* PROMPT
Return each record verbatim, images excluded.

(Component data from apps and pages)
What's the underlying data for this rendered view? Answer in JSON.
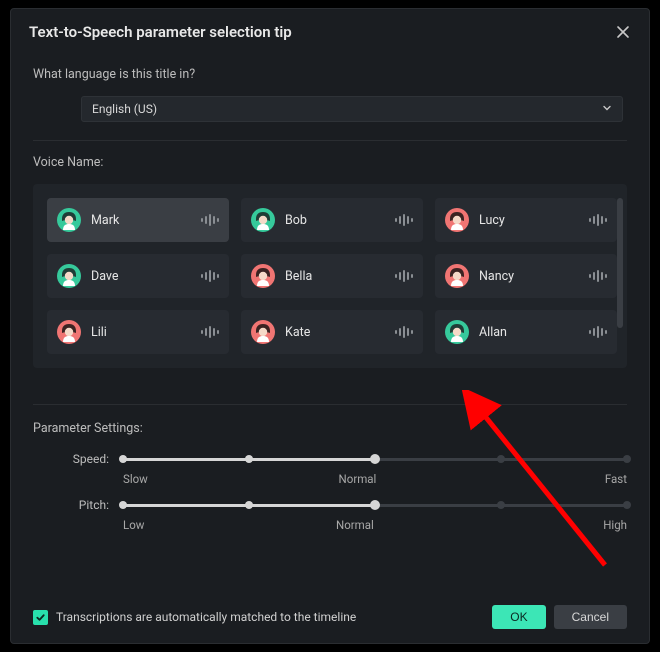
{
  "title": "Text-to-Speech parameter selection tip",
  "language_question": "What language is this title in?",
  "language_value": "English (US)",
  "voice_label": "Voice Name:",
  "voices": [
    {
      "name": "Mark",
      "gender": "m",
      "selected": true
    },
    {
      "name": "Bob",
      "gender": "m",
      "selected": false
    },
    {
      "name": "Lucy",
      "gender": "f",
      "selected": false
    },
    {
      "name": "Dave",
      "gender": "m",
      "selected": false
    },
    {
      "name": "Bella",
      "gender": "f",
      "selected": false
    },
    {
      "name": "Nancy",
      "gender": "f",
      "selected": false
    },
    {
      "name": "Lili",
      "gender": "f",
      "selected": false
    },
    {
      "name": "Kate",
      "gender": "f",
      "selected": false
    },
    {
      "name": "Allan",
      "gender": "m",
      "selected": false
    }
  ],
  "params_label": "Parameter Settings:",
  "speed": {
    "label": "Speed:",
    "ticks": [
      "Slow",
      "Normal",
      "Fast"
    ],
    "value": 0.5
  },
  "pitch": {
    "label": "Pitch:",
    "ticks": [
      "Low",
      "Normal",
      "High"
    ],
    "value": 0.5
  },
  "transcription_label": "Transcriptions are automatically matched to the timeline",
  "transcription_checked": true,
  "ok_label": "OK",
  "cancel_label": "Cancel",
  "colors": {
    "accent": "#3ce6b6",
    "male_avatar": "#36c99b",
    "female_avatar": "#f07573"
  }
}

* ANSWER TO THE EXERCISE
What's the underlying data for this rendered view? Answer in JSON.
{
  "title": "Text-to-Speech parameter selection tip",
  "language_question": "What language is this title in?",
  "language_value": "English (US)",
  "voice_label": "Voice Name:",
  "voices": [
    {
      "name": "Mark",
      "gender": "m",
      "selected": true
    },
    {
      "name": "Bob",
      "gender": "m",
      "selected": false
    },
    {
      "name": "Lucy",
      "gender": "f",
      "selected": false
    },
    {
      "name": "Dave",
      "gender": "m",
      "selected": false
    },
    {
      "name": "Bella",
      "gender": "f",
      "selected": false
    },
    {
      "name": "Nancy",
      "gender": "f",
      "selected": false
    },
    {
      "name": "Lili",
      "gender": "f",
      "selected": false
    },
    {
      "name": "Kate",
      "gender": "f",
      "selected": false
    },
    {
      "name": "Allan",
      "gender": "m",
      "selected": false
    }
  ],
  "params_label": "Parameter Settings:",
  "speed": {
    "label": "Speed:",
    "ticks": [
      "Slow",
      "Normal",
      "Fast"
    ],
    "value": 0.5
  },
  "pitch": {
    "label": "Pitch:",
    "ticks": [
      "Low",
      "Normal",
      "High"
    ],
    "value": 0.5
  },
  "transcription_label": "Transcriptions are automatically matched to the timeline",
  "transcription_checked": true,
  "ok_label": "OK",
  "cancel_label": "Cancel",
  "colors": {
    "accent": "#3ce6b6",
    "male_avatar": "#36c99b",
    "female_avatar": "#f07573"
  }
}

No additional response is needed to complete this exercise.